Infants with frequent, watery diarrhoea: -
Fluids: Oral glucose-electrolyte solutions for 4-6 hours. Or homemade solution as follows: mix ½ cup of rice powder with 2 cups of water and ¼ level teaspoon of salt.
Returning to formula : After being given clear fluids for 4-6 hours, your baby will be hungry, so begin her full strength formula or continue with normal breastfeeding but at frequent intervals. If your baby eats solids, give her following starchy foods until the diarrhea is gone: any cereal, strained apple, strained banana, strained carrots, mashed potatoes and other high fibre foods as lot of starch are more easily digested than other foods. Avoid all fruit juices because they make diarrhea worse.
Infants with mild diarrhoea: -
Continue regular diet with few simple changes. Give full strength formula as much as your baby wants or continue with normal breast-feeding. If your baby eats solids then offer more rice, mashed potatoes, apple strained, strained bananas and strained carrots.
2. Older children (over 1 year old ):
With frequent, watery diarrhea: -
Fluids: give your child water for first 24 hours of watery diarrhoea. (Most toddlers don't need oral glucose-electrolyte solutions unless the child is dehydrated).
On day 2: offer some milk as well as water. Avoid fruit juices, because they usually make diarrhea worse. If your child refuses solids, give your child milk rather than water.
Table foods : Keep giving your child table foods while he has diarrhoea. The choice of food is important. Starchy foods are best: examples of such foods are cereal especially rice, bread, crackers, rice, noodles, mashed potatoes, carrots, apple stewed and banana.
On day 2: if your child some proteins, soft boiled eggs are usually easily digested.
With mild diarrhoea: -
- Follow a regular diet with simple changes:
• Eat more foods containing starch.
• Drink more water. Avoid all fruit juices.
• Eat or drink less milk and milk products for few days.
• Avoid beans or any other foods that cause loose bowel movements.
Some homemade oral dehydration solutions:
- Rice kanji: Boil water and add 30 Gms of rice powder to make solution into a thin liquid.
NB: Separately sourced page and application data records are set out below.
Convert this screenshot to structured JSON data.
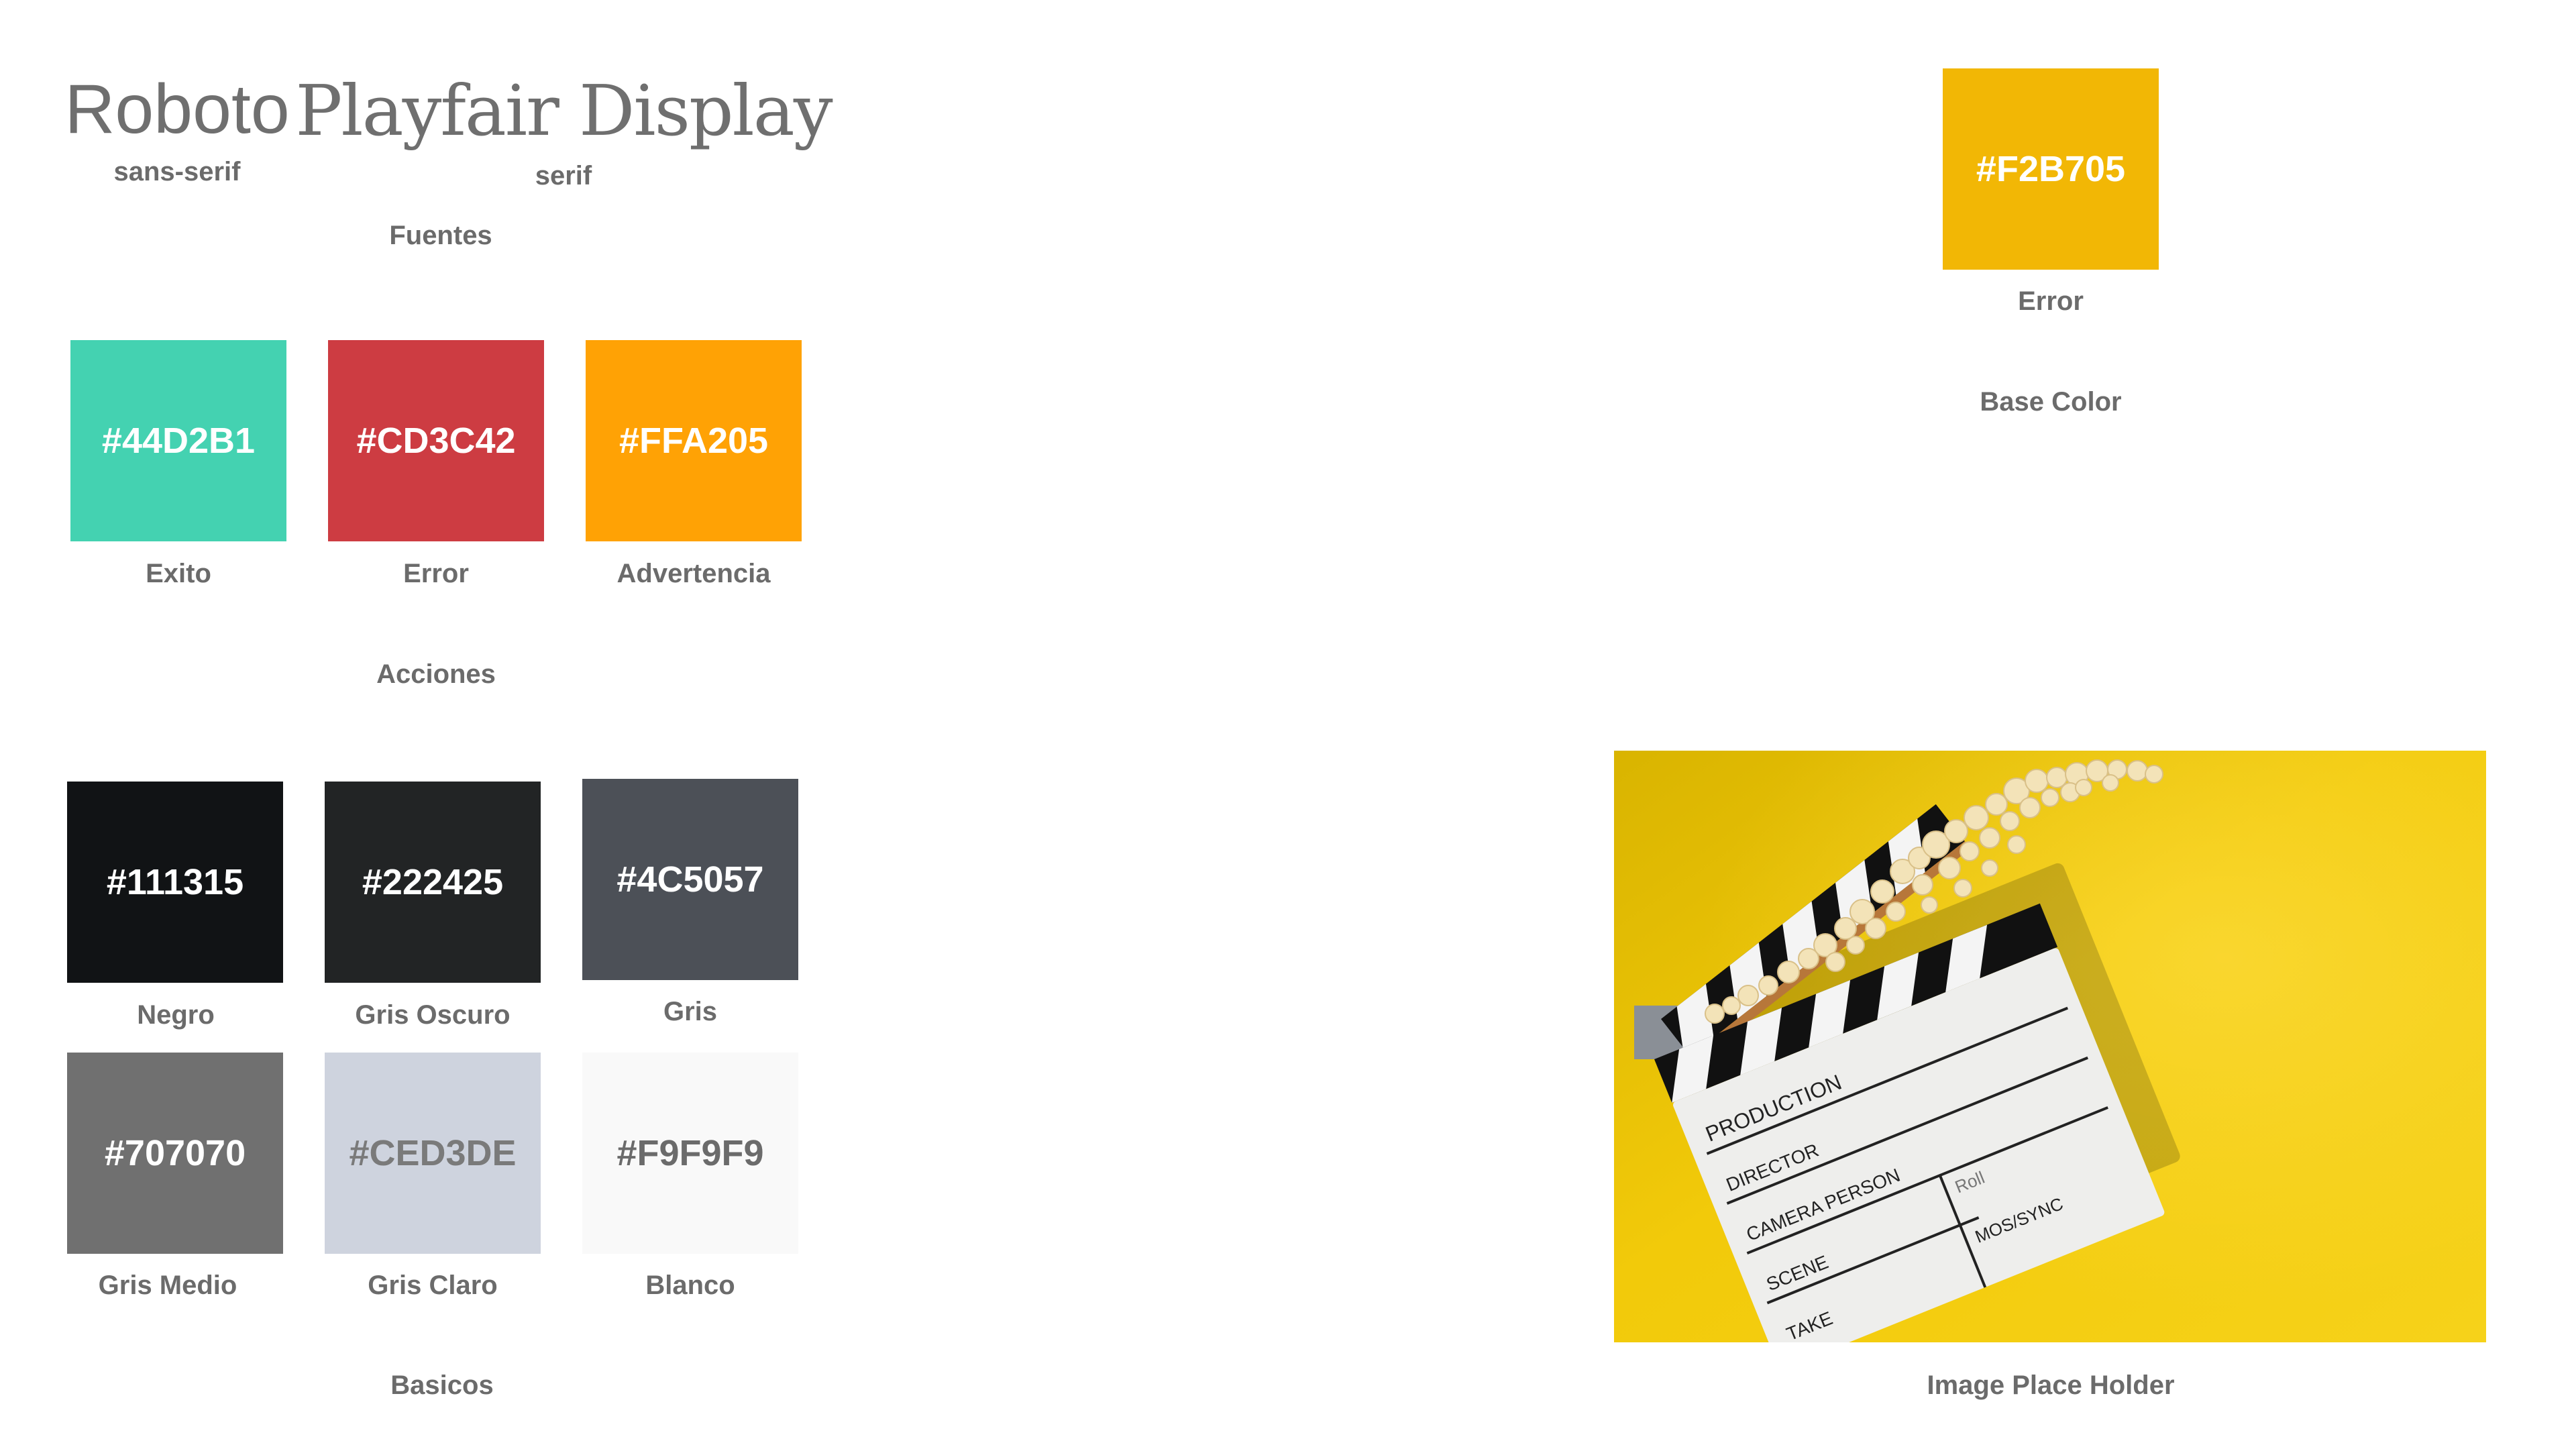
{
  "fonts": {
    "title": "Fuentes",
    "items": [
      {
        "name": "Roboto",
        "category": "sans-serif"
      },
      {
        "name": "Playfair Display",
        "category": "serif"
      }
    ]
  },
  "actions": {
    "title": "Acciones",
    "swatches": [
      {
        "hex": "#44D2B1",
        "label": "Exito",
        "color": "#44D2B1",
        "text_color": "#ffffff"
      },
      {
        "hex": "#CD3C42",
        "label": "Error",
        "color": "#CD3C42",
        "text_color": "#ffffff"
      },
      {
        "hex": "#FFA205",
        "label": "Advertencia",
        "color": "#FFA205",
        "text_color": "#ffffff"
      }
    ]
  },
  "basics": {
    "title": "Basicos",
    "swatches": [
      {
        "hex": "#111315",
        "label": "Negro",
        "color": "#111315",
        "text_color": "#ffffff"
      },
      {
        "hex": "#222425",
        "label": "Gris Oscuro",
        "color": "#222425",
        "text_color": "#ffffff"
      },
      {
        "hex": "#4C5057",
        "label": "Gris",
        "color": "#4C5057",
        "text_color": "#ffffff"
      },
      {
        "hex": "#707070",
        "label": "Gris Medio",
        "color": "#707070",
        "text_color": "#ffffff"
      },
      {
        "hex": "#CED3DE",
        "label": "Gris Claro",
        "color": "#CED3DE",
        "text_color": "#7a7a7a"
      },
      {
        "hex": "#F9F9F9",
        "label": "Blanco",
        "color": "#F9F9F9",
        "text_color": "#6b6b6b"
      }
    ]
  },
  "base_color": {
    "title": "Base Color",
    "swatch": {
      "hex": "#F2B705",
      "label": "Error",
      "color": "#F2B705",
      "text_color": "#ffffff"
    }
  },
  "image_placeholder": {
    "title": "Image Place Holder",
    "clapperboard": {
      "production": "PRODUCTION",
      "director": "DIRECTOR",
      "camera_person": "CAMERA PERSON",
      "scene": "SCENE",
      "take": "TAKE",
      "roll": "Roll",
      "mos_sync": "MOS/SYNC"
    }
  }
}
Add one level teaspoon of salt and water to this liquid to make it up to 1 litre.
- Water, sugar and salt solution: This solution is essential medicine for diarrhoea. It is necessary for adults as well as children. This solution should not taste too salty. Keep this solution in a cool place. Make fresh solution after 24 hrs.
- For 1 litre of boiled water, add ¾ teaspoon of salt and 8 level teaspoons of sugar. Mix and taste.
- Be Patient: This is a common illness that can last a week or two before resolving on its own.
- Avoid giving just electrolyte for more than 12-24 hrs.
- Avoid Medications: Medicines for diarrhoea or vomiting have not been shown to improve symptoms in children and can make them worse. Extra fluids and diet therapy works best.
- Prevention: diarrhoea is very contagious. Always wash your hands after changing diapers or using the toilet. This is crucial for keeping everyone in the family from getting diarrhoea.
- Call your paediatrician: If your child is vomiting blood, if diarrhoea is not improved in two weeks or if there is blood or pus in the diarrhoea. Also call if your child is vomiting and has high fever and is unable to retain clear fluids.
updated on 5-04-2004